_Material shown_
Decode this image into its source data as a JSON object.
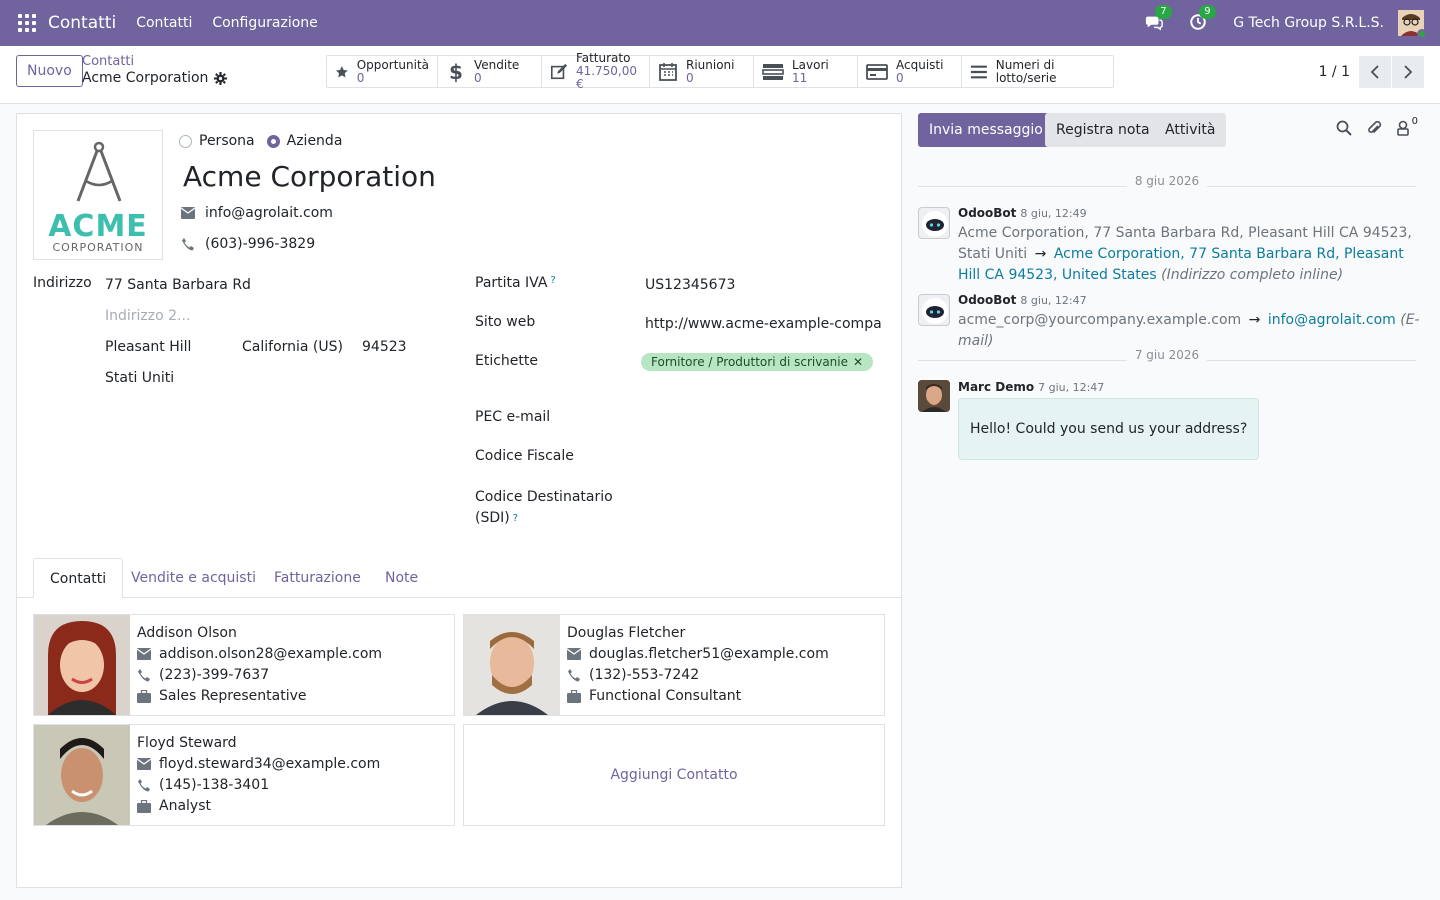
{
  "topbar": {
    "app_name": "Contatti",
    "menu": [
      "Contatti",
      "Configurazione"
    ],
    "messages_count": "7",
    "activities_count": "9",
    "company": "G Tech Group S.R.L.S."
  },
  "control": {
    "new_label": "Nuovo",
    "breadcrumb_parent": "Contatti",
    "breadcrumb_current": "Acme Corporation",
    "pager": "1 / 1",
    "smart_buttons": [
      {
        "label": "Opportunità",
        "value": "0",
        "icon": "star-icon"
      },
      {
        "label": "Vendite",
        "value": "0",
        "icon": "dollar-icon"
      },
      {
        "label": "Fatturato",
        "value": "41.750,00 €",
        "icon": "edit-icon"
      },
      {
        "label": "Riunioni",
        "value": "0",
        "icon": "calendar-icon"
      },
      {
        "label": "Lavori",
        "value": "11",
        "icon": "tasks-icon"
      },
      {
        "label": "Acquisti",
        "value": "0",
        "icon": "credit-card-icon"
      },
      {
        "label": "Numeri di lotto/serie",
        "value": "",
        "icon": "bars-icon"
      }
    ]
  },
  "form": {
    "logo_text": "ACME",
    "logo_subtext": "CORPORATION",
    "type_person": "Persona",
    "type_company": "Azienda",
    "name": "Acme Corporation",
    "email": "info@agrolait.com",
    "phone": "(603)-996-3829",
    "address_label": "Indirizzo",
    "street": "77 Santa Barbara Rd",
    "street2_placeholder": "Indirizzo 2...",
    "city": "Pleasant Hill",
    "state": "California (US)",
    "zip": "94523",
    "country": "Stati Uniti",
    "vat_label": "Partita IVA",
    "vat": "US12345673",
    "website_label": "Sito web",
    "website": "http://www.acme-example-company.com",
    "tags_label": "Etichette",
    "tag": "Fornitore / Produttori di scrivanie",
    "pec_label": "PEC e-mail",
    "fiscal_label": "Codice Fiscale",
    "sdi_label_1": "Codice Destinatario",
    "sdi_label_2": "(SDI)",
    "help_mark": "?",
    "tabs": [
      "Contatti",
      "Vendite e acquisti",
      "Fatturazione",
      "Note"
    ],
    "contacts": [
      {
        "name": "Addison Olson",
        "email": "addison.olson28@example.com",
        "phone": "(223)-399-7637",
        "job": "Sales Representative"
      },
      {
        "name": "Douglas Fletcher",
        "email": "douglas.fletcher51@example.com",
        "phone": "(132)-553-7242",
        "job": "Functional Consultant"
      },
      {
        "name": "Floyd Steward",
        "email": "floyd.steward34@example.com",
        "phone": "(145)-138-3401",
        "job": "Analyst"
      }
    ],
    "add_contact": "Aggiungi Contatto"
  },
  "chatter": {
    "send_message": "Invia messaggio",
    "log_note": "Registra nota",
    "activities": "Attività",
    "followers_count": "0",
    "date1": "8 giu 2026",
    "date2": "7 giu 2026",
    "arrow": "→",
    "messages": [
      {
        "author": "OdooBot",
        "time": "8 giu, 12:49",
        "old": "Acme Corporation, 77 Santa Barbara Rd, Pleasant Hill CA 94523, Stati Uniti",
        "new": "Acme Corporation, 77 Santa Barbara Rd, Pleasant Hill CA 94523, United States",
        "field": "(Indirizzo completo inline)"
      },
      {
        "author": "OdooBot",
        "time": "8 giu, 12:47",
        "old": "acme_corp@yourcompany.example.com",
        "new": "info@agrolait.com",
        "field": "(E-mail)"
      },
      {
        "author": "Marc Demo",
        "time": "7 giu, 12:47",
        "text": "Hello! Could you send us your address?"
      }
    ]
  }
}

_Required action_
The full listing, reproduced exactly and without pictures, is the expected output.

_Finished exercise_
Decode this image into its source data as a JSON object.
{
  "topbar": {
    "app_name": "Contatti",
    "menu": [
      "Contatti",
      "Configurazione"
    ],
    "messages_count": "7",
    "activities_count": "9",
    "company": "G Tech Group S.R.L.S."
  },
  "control": {
    "new_label": "Nuovo",
    "breadcrumb_parent": "Contatti",
    "breadcrumb_current": "Acme Corporation",
    "pager": "1 / 1",
    "smart_buttons": [
      {
        "label": "Opportunità",
        "value": "0",
        "icon": "star-icon"
      },
      {
        "label": "Vendite",
        "value": "0",
        "icon": "dollar-icon"
      },
      {
        "label": "Fatturato",
        "value": "41.750,00 €",
        "icon": "edit-icon"
      },
      {
        "label": "Riunioni",
        "value": "0",
        "icon": "calendar-icon"
      },
      {
        "label": "Lavori",
        "value": "11",
        "icon": "tasks-icon"
      },
      {
        "label": "Acquisti",
        "value": "0",
        "icon": "credit-card-icon"
      },
      {
        "label": "Numeri di lotto/serie",
        "value": "",
        "icon": "bars-icon"
      }
    ]
  },
  "form": {
    "logo_text": "ACME",
    "logo_subtext": "CORPORATION",
    "type_person": "Persona",
    "type_company": "Azienda",
    "name": "Acme Corporation",
    "email": "info@agrolait.com",
    "phone": "(603)-996-3829",
    "address_label": "Indirizzo",
    "street": "77 Santa Barbara Rd",
    "street2_placeholder": "Indirizzo 2...",
    "city": "Pleasant Hill",
    "state": "California (US)",
    "zip": "94523",
    "country": "Stati Uniti",
    "vat_label": "Partita IVA",
    "vat": "US12345673",
    "website_label": "Sito web",
    "website": "http://www.acme-example-company.com",
    "tags_label": "Etichette",
    "tag": "Fornitore / Produttori di scrivanie",
    "pec_label": "PEC e-mail",
    "fiscal_label": "Codice Fiscale",
    "sdi_label_1": "Codice Destinatario",
    "sdi_label_2": "(SDI)",
    "help_mark": "?",
    "tabs": [
      "Contatti",
      "Vendite e acquisti",
      "Fatturazione",
      "Note"
    ],
    "contacts": [
      {
        "name": "Addison Olson",
        "email": "addison.olson28@example.com",
        "phone": "(223)-399-7637",
        "job": "Sales Representative"
      },
      {
        "name": "Douglas Fletcher",
        "email": "douglas.fletcher51@example.com",
        "phone": "(132)-553-7242",
        "job": "Functional Consultant"
      },
      {
        "name": "Floyd Steward",
        "email": "floyd.steward34@example.com",
        "phone": "(145)-138-3401",
        "job": "Analyst"
      }
    ],
    "add_contact": "Aggiungi Contatto"
  },
  "chatter": {
    "send_message": "Invia messaggio",
    "log_note": "Registra nota",
    "activities": "Attività",
    "followers_count": "0",
    "date1": "8 giu 2026",
    "date2": "7 giu 2026",
    "arrow": "→",
    "messages": [
      {
        "author": "OdooBot",
        "time": "8 giu, 12:49",
        "old": "Acme Corporation, 77 Santa Barbara Rd, Pleasant Hill CA 94523, Stati Uniti",
        "new": "Acme Corporation, 77 Santa Barbara Rd, Pleasant Hill CA 94523, United States",
        "field": "(Indirizzo completo inline)"
      },
      {
        "author": "OdooBot",
        "time": "8 giu, 12:47",
        "old": "acme_corp@yourcompany.example.com",
        "new": "info@agrolait.com",
        "field": "(E-mail)"
      },
      {
        "author": "Marc Demo",
        "time": "7 giu, 12:47",
        "text": "Hello! Could you send us your address?"
      }
    ]
  }
}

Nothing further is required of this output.